*MATERIALS PROVIDED*

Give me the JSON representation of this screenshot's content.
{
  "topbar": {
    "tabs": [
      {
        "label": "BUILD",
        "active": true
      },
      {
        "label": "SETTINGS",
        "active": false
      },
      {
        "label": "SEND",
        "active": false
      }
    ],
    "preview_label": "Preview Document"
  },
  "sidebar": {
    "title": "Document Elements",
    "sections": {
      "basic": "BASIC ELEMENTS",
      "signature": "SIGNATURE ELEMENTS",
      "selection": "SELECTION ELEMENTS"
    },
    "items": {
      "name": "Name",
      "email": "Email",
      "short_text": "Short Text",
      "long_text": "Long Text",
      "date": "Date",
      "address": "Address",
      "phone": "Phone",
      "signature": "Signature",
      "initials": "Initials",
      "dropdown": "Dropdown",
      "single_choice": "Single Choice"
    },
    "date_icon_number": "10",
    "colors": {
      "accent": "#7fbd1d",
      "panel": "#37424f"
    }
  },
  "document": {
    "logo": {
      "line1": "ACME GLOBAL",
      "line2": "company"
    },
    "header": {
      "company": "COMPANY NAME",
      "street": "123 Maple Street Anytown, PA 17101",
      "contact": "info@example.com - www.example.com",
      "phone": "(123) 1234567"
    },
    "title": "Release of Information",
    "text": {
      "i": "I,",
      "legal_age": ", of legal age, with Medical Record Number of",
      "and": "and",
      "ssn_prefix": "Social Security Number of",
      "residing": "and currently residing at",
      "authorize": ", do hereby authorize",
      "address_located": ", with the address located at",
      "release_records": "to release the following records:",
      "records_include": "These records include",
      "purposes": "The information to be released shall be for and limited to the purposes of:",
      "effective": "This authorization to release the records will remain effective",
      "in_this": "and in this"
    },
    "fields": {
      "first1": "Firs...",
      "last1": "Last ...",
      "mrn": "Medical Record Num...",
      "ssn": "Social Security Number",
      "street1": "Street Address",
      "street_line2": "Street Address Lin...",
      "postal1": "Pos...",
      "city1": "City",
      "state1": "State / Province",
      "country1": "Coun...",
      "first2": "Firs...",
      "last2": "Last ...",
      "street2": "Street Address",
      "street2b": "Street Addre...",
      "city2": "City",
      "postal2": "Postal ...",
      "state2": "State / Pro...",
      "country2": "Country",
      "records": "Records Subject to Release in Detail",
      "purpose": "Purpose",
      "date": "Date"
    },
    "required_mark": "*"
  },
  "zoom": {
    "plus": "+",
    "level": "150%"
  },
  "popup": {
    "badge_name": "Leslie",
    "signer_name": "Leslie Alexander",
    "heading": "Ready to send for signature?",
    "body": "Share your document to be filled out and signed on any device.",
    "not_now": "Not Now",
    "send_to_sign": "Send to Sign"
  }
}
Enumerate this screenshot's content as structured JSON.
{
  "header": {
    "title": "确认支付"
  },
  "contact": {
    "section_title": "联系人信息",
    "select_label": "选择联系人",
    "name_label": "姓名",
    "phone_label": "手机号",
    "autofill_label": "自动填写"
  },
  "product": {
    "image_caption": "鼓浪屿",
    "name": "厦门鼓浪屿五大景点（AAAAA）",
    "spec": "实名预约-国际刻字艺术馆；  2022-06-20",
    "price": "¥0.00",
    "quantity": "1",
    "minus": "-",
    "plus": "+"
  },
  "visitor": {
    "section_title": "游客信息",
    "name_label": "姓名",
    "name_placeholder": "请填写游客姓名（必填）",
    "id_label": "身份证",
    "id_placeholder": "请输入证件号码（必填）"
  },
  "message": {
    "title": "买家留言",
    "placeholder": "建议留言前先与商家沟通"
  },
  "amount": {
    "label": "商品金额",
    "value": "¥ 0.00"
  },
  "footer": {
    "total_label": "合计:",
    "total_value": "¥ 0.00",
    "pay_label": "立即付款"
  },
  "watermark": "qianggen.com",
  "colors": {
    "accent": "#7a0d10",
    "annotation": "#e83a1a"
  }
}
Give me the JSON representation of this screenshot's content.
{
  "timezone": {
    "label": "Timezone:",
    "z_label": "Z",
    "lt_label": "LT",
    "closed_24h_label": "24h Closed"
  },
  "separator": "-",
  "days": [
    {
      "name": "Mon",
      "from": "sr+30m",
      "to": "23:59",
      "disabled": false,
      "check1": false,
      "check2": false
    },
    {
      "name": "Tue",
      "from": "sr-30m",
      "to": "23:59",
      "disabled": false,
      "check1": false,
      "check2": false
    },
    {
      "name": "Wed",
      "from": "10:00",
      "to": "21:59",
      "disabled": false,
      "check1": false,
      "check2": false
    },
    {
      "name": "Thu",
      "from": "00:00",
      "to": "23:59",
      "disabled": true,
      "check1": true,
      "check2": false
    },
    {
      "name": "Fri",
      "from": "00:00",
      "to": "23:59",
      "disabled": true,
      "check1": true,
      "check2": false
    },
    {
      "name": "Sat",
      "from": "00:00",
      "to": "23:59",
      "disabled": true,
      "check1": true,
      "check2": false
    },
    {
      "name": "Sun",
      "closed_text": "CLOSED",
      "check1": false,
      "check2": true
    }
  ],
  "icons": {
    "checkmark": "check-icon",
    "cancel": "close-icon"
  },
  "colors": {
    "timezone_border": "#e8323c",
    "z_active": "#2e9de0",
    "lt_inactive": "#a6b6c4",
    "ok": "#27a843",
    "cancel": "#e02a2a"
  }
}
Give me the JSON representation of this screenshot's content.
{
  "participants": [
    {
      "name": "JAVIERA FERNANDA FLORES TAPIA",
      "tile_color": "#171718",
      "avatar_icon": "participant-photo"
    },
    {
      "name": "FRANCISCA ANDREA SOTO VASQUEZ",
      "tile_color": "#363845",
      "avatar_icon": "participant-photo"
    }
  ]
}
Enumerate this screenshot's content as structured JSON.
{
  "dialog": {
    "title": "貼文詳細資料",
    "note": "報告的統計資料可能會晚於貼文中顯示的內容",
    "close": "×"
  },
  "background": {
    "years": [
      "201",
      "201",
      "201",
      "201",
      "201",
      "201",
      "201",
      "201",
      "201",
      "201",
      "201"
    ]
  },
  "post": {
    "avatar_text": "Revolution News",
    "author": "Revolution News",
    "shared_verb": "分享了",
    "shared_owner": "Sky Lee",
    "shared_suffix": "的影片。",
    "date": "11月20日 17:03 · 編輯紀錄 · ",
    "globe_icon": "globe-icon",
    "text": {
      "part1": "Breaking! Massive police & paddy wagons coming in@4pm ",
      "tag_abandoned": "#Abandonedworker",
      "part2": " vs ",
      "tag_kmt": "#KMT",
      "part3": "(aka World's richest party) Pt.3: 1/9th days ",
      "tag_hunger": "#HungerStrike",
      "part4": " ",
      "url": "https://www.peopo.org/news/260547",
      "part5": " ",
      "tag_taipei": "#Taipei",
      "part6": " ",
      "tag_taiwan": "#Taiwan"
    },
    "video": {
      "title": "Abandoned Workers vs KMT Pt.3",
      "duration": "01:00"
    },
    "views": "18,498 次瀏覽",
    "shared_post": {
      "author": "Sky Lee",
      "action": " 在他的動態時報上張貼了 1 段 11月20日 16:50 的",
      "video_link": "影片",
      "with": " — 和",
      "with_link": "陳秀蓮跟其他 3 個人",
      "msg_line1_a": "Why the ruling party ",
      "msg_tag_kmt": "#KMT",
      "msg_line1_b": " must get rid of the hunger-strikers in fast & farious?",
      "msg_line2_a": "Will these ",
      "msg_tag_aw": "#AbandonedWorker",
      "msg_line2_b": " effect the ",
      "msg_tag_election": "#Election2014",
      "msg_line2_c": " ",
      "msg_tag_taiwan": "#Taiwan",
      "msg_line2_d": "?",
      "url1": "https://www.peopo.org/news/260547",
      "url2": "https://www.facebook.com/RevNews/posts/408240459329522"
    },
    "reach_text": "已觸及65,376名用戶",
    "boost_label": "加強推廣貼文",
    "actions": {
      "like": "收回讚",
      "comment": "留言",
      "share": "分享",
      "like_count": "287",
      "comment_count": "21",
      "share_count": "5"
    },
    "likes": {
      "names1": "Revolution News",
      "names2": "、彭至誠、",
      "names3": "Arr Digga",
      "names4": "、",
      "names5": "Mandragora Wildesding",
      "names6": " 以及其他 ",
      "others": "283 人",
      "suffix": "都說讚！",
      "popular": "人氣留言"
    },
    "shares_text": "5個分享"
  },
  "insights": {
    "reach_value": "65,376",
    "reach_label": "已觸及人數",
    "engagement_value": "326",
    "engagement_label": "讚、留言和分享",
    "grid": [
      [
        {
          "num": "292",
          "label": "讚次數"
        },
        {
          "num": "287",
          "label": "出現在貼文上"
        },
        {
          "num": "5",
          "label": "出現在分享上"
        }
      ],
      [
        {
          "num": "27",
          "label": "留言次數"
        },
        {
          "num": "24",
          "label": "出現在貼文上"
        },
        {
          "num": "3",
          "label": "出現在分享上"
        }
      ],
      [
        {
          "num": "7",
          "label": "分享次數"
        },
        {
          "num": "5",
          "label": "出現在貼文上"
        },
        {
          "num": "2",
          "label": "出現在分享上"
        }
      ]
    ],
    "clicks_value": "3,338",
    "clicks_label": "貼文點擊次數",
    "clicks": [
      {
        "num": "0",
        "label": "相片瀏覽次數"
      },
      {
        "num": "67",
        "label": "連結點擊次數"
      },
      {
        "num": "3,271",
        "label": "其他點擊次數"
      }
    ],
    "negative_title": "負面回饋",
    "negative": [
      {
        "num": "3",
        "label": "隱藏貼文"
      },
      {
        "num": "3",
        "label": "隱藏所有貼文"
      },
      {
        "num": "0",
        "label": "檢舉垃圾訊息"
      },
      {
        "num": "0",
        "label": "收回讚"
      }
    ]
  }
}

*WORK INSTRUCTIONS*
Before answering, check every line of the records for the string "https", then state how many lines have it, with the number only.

*EXERCISE SOLUTION*
3